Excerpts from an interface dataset

++++

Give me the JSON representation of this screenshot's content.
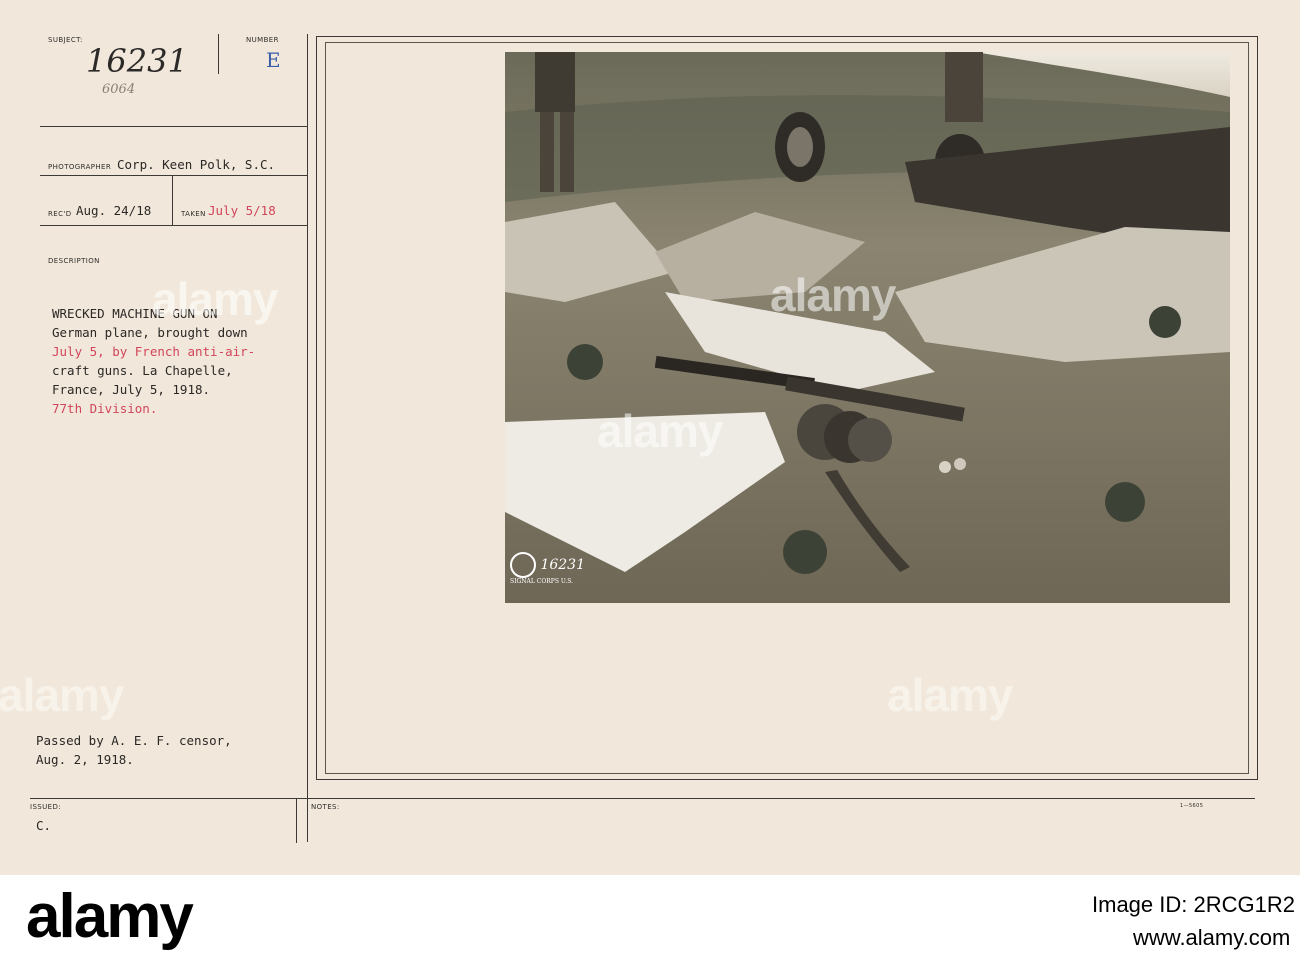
{
  "card": {
    "subject_label": "SUBJECT:",
    "subject_number": "16231",
    "subject_sub": "6064",
    "number_label": "NUMBER",
    "number_value": "E",
    "photographer_label": "PHOTOGRAPHER",
    "photographer_value": "Corp. Keen Polk, S.C.",
    "recd_label": "REC'D",
    "recd_value": "Aug. 24/18",
    "taken_label": "TAKEN",
    "taken_value": "July 5/18",
    "description_label": "DESCRIPTION",
    "description_lines": [
      "WRECKED MACHINE GUN ON",
      "German plane, brought down",
      "July 5, by French anti-air-",
      "craft guns. La Chapelle,",
      "France, July 5, 1918.",
      "77th Division."
    ],
    "censor_lines": [
      "Passed by A. E. F. censor,",
      "Aug. 2, 1918."
    ],
    "issued_label": "ISSUED:",
    "issued_value": "C.",
    "notes_label": "NOTES:",
    "form_code": "1—5605",
    "photo_stamp_number": "16231",
    "photo_stamp_text": "SIGNAL CORPS U.S."
  },
  "colors": {
    "card": "#f1e8db",
    "ink": "#2b2826",
    "red_ink": "#d2455a"
  },
  "watermark": {
    "text": "alamy"
  },
  "footer": {
    "logo": "alamy",
    "image_id": "Image ID: 2RCG1R2",
    "url": "www.alamy.com"
  }
}
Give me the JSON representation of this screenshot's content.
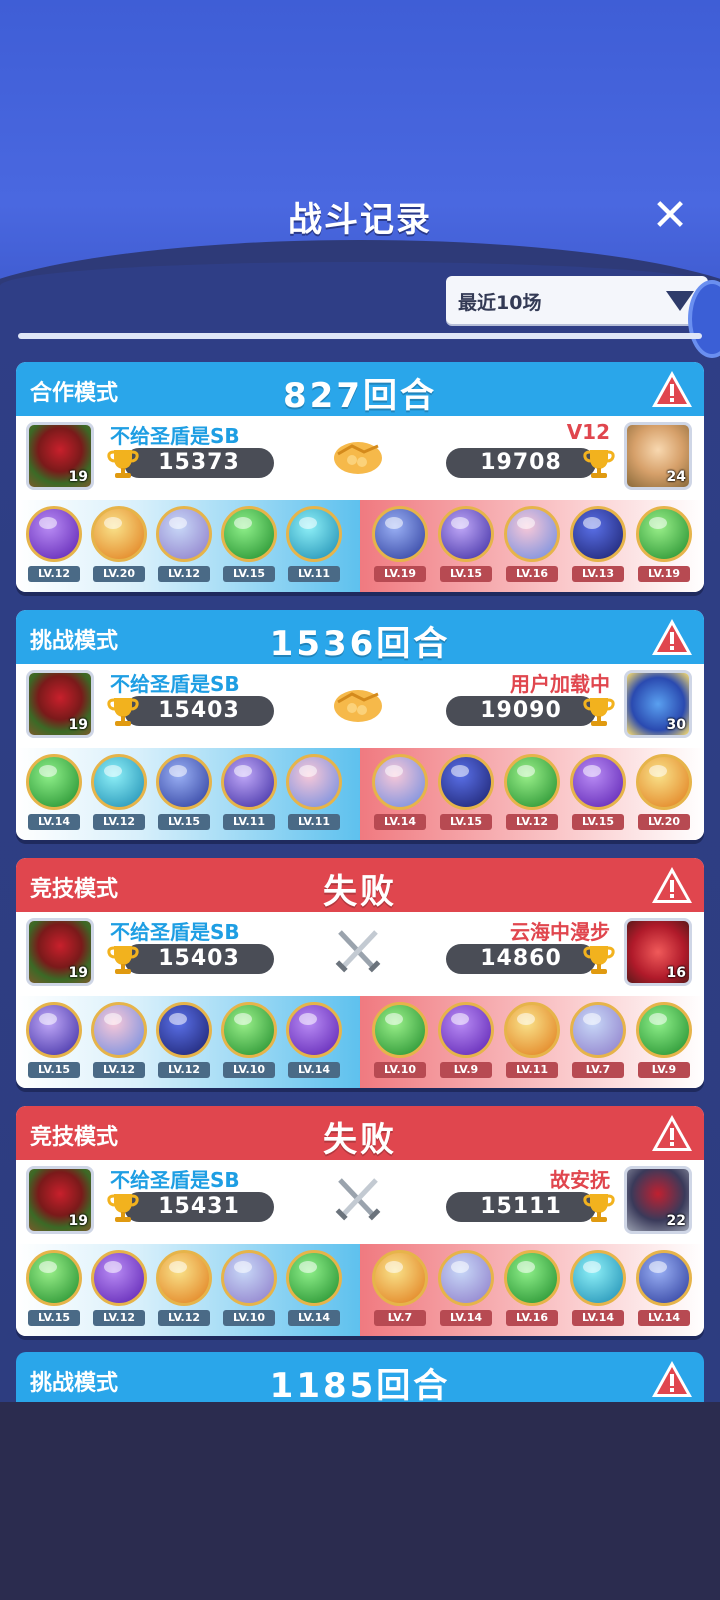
{
  "header": {
    "title": "战斗记录"
  },
  "filter": {
    "selected": "最近10场"
  },
  "colors": {
    "coop_header": "#2aa6ea",
    "lose_header": "#e0464e"
  },
  "matches": [
    {
      "mode": "合作模式",
      "result": "827回合",
      "status": "win",
      "vs_icon": "handshake-icon",
      "me": {
        "name": "不给圣盾是SB",
        "score": "15373",
        "level": "19"
      },
      "opp": {
        "name": "V12",
        "score": "19708",
        "level": "24"
      },
      "my_team": [
        "LV.12",
        "LV.20",
        "LV.12",
        "LV.15",
        "LV.11"
      ],
      "opp_team": [
        "LV.19",
        "LV.15",
        "LV.16",
        "LV.13",
        "LV.19"
      ]
    },
    {
      "mode": "挑战模式",
      "result": "1536回合",
      "status": "win",
      "vs_icon": "handshake-icon",
      "me": {
        "name": "不给圣盾是SB",
        "score": "15403",
        "level": "19"
      },
      "opp": {
        "name": "用户加载中",
        "score": "19090",
        "level": "30"
      },
      "my_team": [
        "LV.14",
        "LV.12",
        "LV.15",
        "LV.11",
        "LV.11"
      ],
      "opp_team": [
        "LV.14",
        "LV.15",
        "LV.12",
        "LV.15",
        "LV.20"
      ]
    },
    {
      "mode": "竞技模式",
      "result": "失败",
      "status": "lose",
      "vs_icon": "crossed-swords-icon",
      "me": {
        "name": "不给圣盾是SB",
        "score": "15403",
        "level": "19"
      },
      "opp": {
        "name": "云海中漫步",
        "score": "14860",
        "level": "16"
      },
      "my_team": [
        "LV.15",
        "LV.12",
        "LV.12",
        "LV.10",
        "LV.14"
      ],
      "opp_team": [
        "LV.10",
        "LV.9",
        "LV.11",
        "LV.7",
        "LV.9"
      ]
    },
    {
      "mode": "竞技模式",
      "result": "失败",
      "status": "lose",
      "vs_icon": "crossed-swords-icon",
      "me": {
        "name": "不给圣盾是SB",
        "score": "15431",
        "level": "19"
      },
      "opp": {
        "name": "故安抚",
        "score": "15111",
        "level": "22"
      },
      "my_team": [
        "LV.15",
        "LV.12",
        "LV.12",
        "LV.10",
        "LV.14"
      ],
      "opp_team": [
        "LV.7",
        "LV.14",
        "LV.16",
        "LV.14",
        "LV.14"
      ]
    }
  ],
  "partial_match": {
    "mode": "挑战模式",
    "result": "1185回合"
  }
}
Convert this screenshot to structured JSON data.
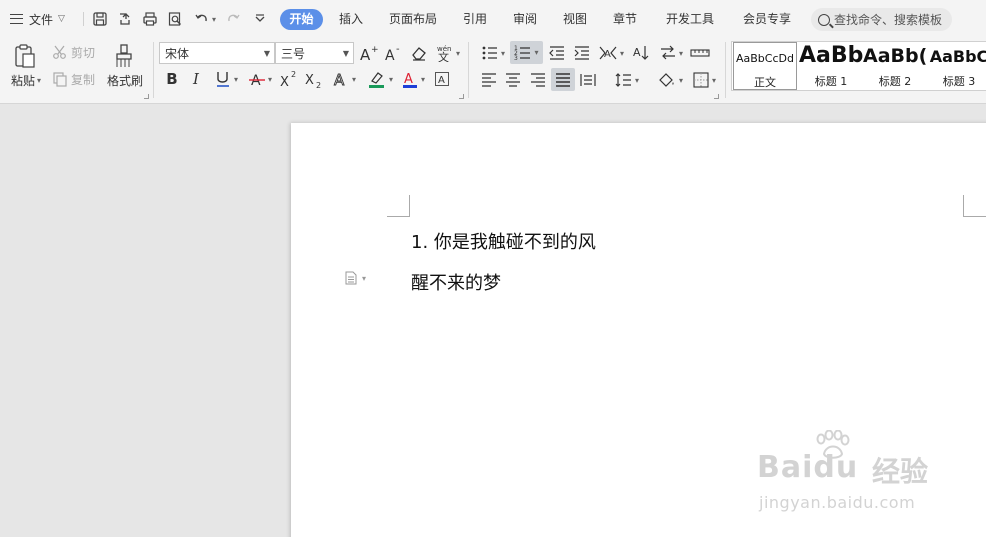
{
  "menubar": {
    "file_label": "文件",
    "tabs": [
      {
        "label": "开始",
        "active": true
      },
      {
        "label": "插入"
      },
      {
        "label": "页面布局"
      },
      {
        "label": "引用"
      },
      {
        "label": "审阅"
      },
      {
        "label": "视图"
      },
      {
        "label": "章节"
      },
      {
        "label": "开发工具"
      },
      {
        "label": "会员专享"
      }
    ],
    "search_placeholder": "查找命令、搜索模板"
  },
  "ribbon": {
    "clipboard": {
      "paste": "粘贴",
      "cut": "剪切",
      "copy": "复制",
      "format_painter": "格式刷"
    },
    "font": {
      "name": "宋体",
      "size": "三号"
    },
    "styles": [
      {
        "sample": "AaBbCcDd",
        "name": "正文"
      },
      {
        "sample": "AaBb",
        "name": "标题 1"
      },
      {
        "sample": "AaBb(",
        "name": "标题 2"
      },
      {
        "sample": "AaBbC",
        "name": "标题 3"
      }
    ]
  },
  "document": {
    "lines": [
      "1. 你是我触碰不到的风",
      "醒不来的梦"
    ]
  },
  "watermark": {
    "brand": "Baidu",
    "cn": "经验",
    "url": "jingyan.baidu.com"
  },
  "colors": {
    "accent": "#5b8fe8",
    "highlight_bar": "#1a9a5a",
    "font_color_bar": "#1d3fd8",
    "font_color_a": "#d23"
  }
}
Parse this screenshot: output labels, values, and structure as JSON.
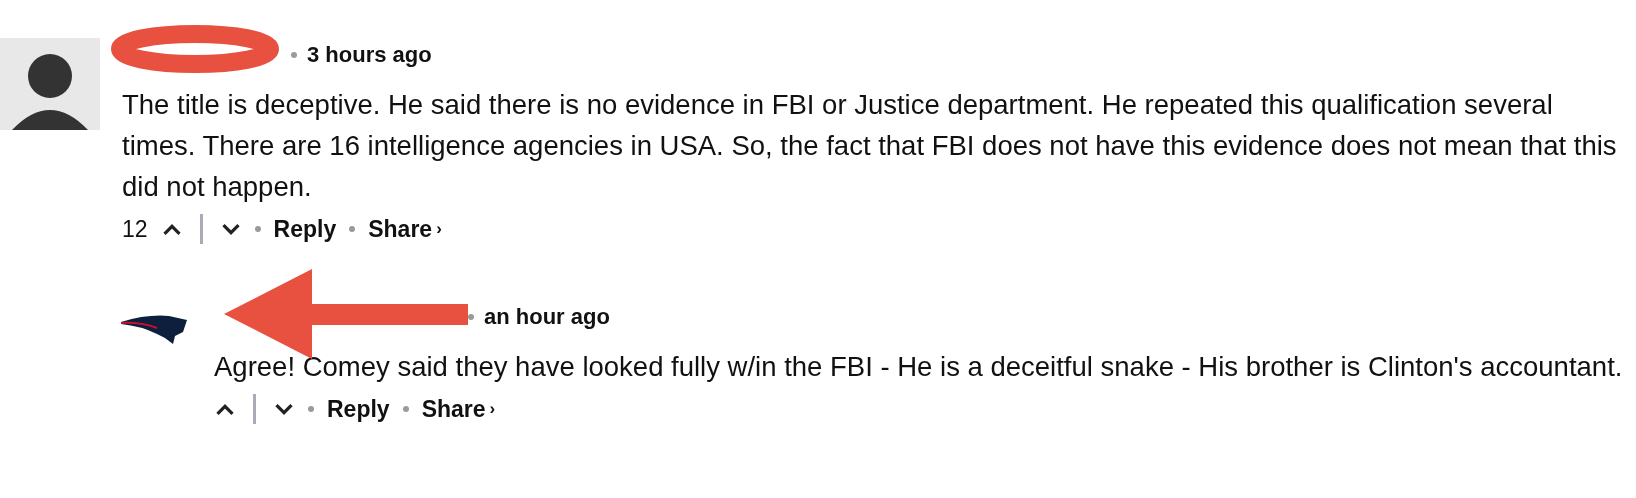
{
  "comments": [
    {
      "time": "3 hours ago",
      "body": "The title is deceptive. He said there is no evidence in FBI or Justice department. He repeated this qualification several times. There are 16 intelligence agencies in USA. So, the fact that FBI does not have this evidence does not mean that this did not happen.",
      "votes": "12",
      "reply": "Reply",
      "share": "Share",
      "share_caret": "›",
      "annotation": {
        "kind": "ellipse"
      },
      "children": [
        {
          "time": "an hour ago",
          "body": "Agree! Comey said they have looked fully w/in the FBI - He is a deceitful snake - His brother is Clinton's accountant.",
          "reply": "Reply",
          "share": "Share",
          "share_caret": "›",
          "annotation": {
            "kind": "arrow"
          }
        }
      ]
    }
  ]
}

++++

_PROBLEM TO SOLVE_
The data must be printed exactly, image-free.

_OUTPUT FOR THIS TASK_
Give me the JSON representation of this screenshot's content.
{
  "card": {
    "subject_label": "SUBJECT:",
    "subject_number": "16231",
    "subject_sub": "6064",
    "number_label": "NUMBER",
    "number_value": "E",
    "photographer_label": "PHOTOGRAPHER",
    "photographer_value": "Corp. Keen Polk, S.C.",
    "recd_label": "REC'D",
    "recd_value": "Aug. 24/18",
    "taken_label": "TAKEN",
    "taken_value": "July 5/18",
    "description_label": "DESCRIPTION",
    "description_lines": [
      "WRECKED MACHINE GUN ON",
      "German plane, brought down",
      "July 5, by French anti-air-",
      "craft guns. La Chapelle,",
      "France, July 5, 1918.",
      "77th Division."
    ],
    "censor_lines": [
      "Passed by A. E. F. censor,",
      "Aug. 2, 1918."
    ],
    "issued_label": "ISSUED:",
    "issued_value": "C.",
    "notes_label": "NOTES:",
    "form_code": "1—5605",
    "photo_stamp_number": "16231",
    "photo_stamp_text": "SIGNAL CORPS U.S."
  },
  "colors": {
    "card": "#f1e8db",
    "ink": "#2b2826",
    "red_ink": "#d2455a"
  },
  "watermark": {
    "text": "alamy"
  },
  "footer": {
    "logo": "alamy",
    "image_id": "Image ID: 2RCG1R2",
    "url": "www.alamy.com"
  }
}
Give me the JSON representation of this screenshot's content.
{
  "header": {
    "title": "战斗记录"
  },
  "filter": {
    "selected": "最近10场"
  },
  "colors": {
    "coop_header": "#2aa6ea",
    "lose_header": "#e0464e"
  },
  "matches": [
    {
      "mode": "合作模式",
      "result": "827回合",
      "status": "win",
      "vs_icon": "handshake-icon",
      "me": {
        "name": "不给圣盾是SB",
        "score": "15373",
        "level": "19"
      },
      "opp": {
        "name": "V12",
        "score": "19708",
        "level": "24"
      },
      "my_team": [
        "LV.12",
        "LV.20",
        "LV.12",
        "LV.15",
        "LV.11"
      ],
      "opp_team": [
        "LV.19",
        "LV.15",
        "LV.16",
        "LV.13",
        "LV.19"
      ]
    },
    {
      "mode": "挑战模式",
      "result": "1536回合",
      "status": "win",
      "vs_icon": "handshake-icon",
      "me": {
        "name": "不给圣盾是SB",
        "score": "15403",
        "level": "19"
      },
      "opp": {
        "name": "用户加载中",
        "score": "19090",
        "level": "30"
      },
      "my_team": [
        "LV.14",
        "LV.12",
        "LV.15",
        "LV.11",
        "LV.11"
      ],
      "opp_team": [
        "LV.14",
        "LV.15",
        "LV.12",
        "LV.15",
        "LV.20"
      ]
    },
    {
      "mode": "竞技模式",
      "result": "失败",
      "status": "lose",
      "vs_icon": "crossed-swords-icon",
      "me": {
        "name": "不给圣盾是SB",
        "score": "15403",
        "level": "19"
      },
      "opp": {
        "name": "云海中漫步",
        "score": "14860",
        "level": "16"
      },
      "my_team": [
        "LV.15",
        "LV.12",
        "LV.12",
        "LV.10",
        "LV.14"
      ],
      "opp_team": [
        "LV.10",
        "LV.9",
        "LV.11",
        "LV.7",
        "LV.9"
      ]
    },
    {
      "mode": "竞技模式",
      "result": "失败",
      "status": "lose",
      "vs_icon": "crossed-swords-icon",
      "me": {
        "name": "不给圣盾是SB",
        "score": "15431",
        "level": "19"
      },
      "opp": {
        "name": "故安抚",
        "score": "15111",
        "level": "22"
      },
      "my_team": [
        "LV.15",
        "LV.12",
        "LV.12",
        "LV.10",
        "LV.14"
      ],
      "opp_team": [
        "LV.7",
        "LV.14",
        "LV.16",
        "LV.14",
        "LV.14"
      ]
    }
  ],
  "partial_match": {
    "mode": "挑战模式",
    "result": "1185回合"
  }
}
Convert this screenshot to structured JSON data.
{
  "menubar": {
    "file_label": "文件",
    "tabs": [
      {
        "label": "开始",
        "active": true
      },
      {
        "label": "插入"
      },
      {
        "label": "页面布局"
      },
      {
        "label": "引用"
      },
      {
        "label": "审阅"
      },
      {
        "label": "视图"
      },
      {
        "label": "章节"
      },
      {
        "label": "开发工具"
      },
      {
        "label": "会员专享"
      }
    ],
    "search_placeholder": "查找命令、搜索模板"
  },
  "ribbon": {
    "clipboard": {
      "paste": "粘贴",
      "cut": "剪切",
      "copy": "复制",
      "format_painter": "格式刷"
    },
    "font": {
      "name": "宋体",
      "size": "三号"
    },
    "styles": [
      {
        "sample": "AaBbCcDd",
        "name": "正文"
      },
      {
        "sample": "AaBb",
        "name": "标题 1"
      },
      {
        "sample": "AaBb(",
        "name": "标题 2"
      },
      {
        "sample": "AaBbC",
        "name": "标题 3"
      }
    ]
  },
  "document": {
    "lines": [
      "1. 你是我触碰不到的风",
      "醒不来的梦"
    ]
  },
  "watermark": {
    "brand": "Baidu",
    "cn": "经验",
    "url": "jingyan.baidu.com"
  },
  "colors": {
    "accent": "#5b8fe8",
    "highlight_bar": "#1a9a5a",
    "font_color_bar": "#1d3fd8",
    "font_color_a": "#d23"
  }
}
Parse this screenshot: output labels, values, and structure as JSON.
{
  "comments": [
    {
      "time": "3 hours ago",
      "body": "The title is deceptive. He said there is no evidence in FBI or Justice department. He repeated this qualification several times. There are 16 intelligence agencies in USA. So, the fact that FBI does not have this evidence does not mean that this did not happen.",
      "votes": "12",
      "reply": "Reply",
      "share": "Share",
      "share_caret": "›",
      "annotation": {
        "kind": "ellipse"
      },
      "children": [
        {
          "time": "an hour ago",
          "body": "Agree! Comey said they have looked fully w/in the FBI - He is a deceitful snake - His brother is Clinton's accountant.",
          "reply": "Reply",
          "share": "Share",
          "share_caret": "›",
          "annotation": {
            "kind": "arrow"
          }
        }
      ]
    }
  ]
}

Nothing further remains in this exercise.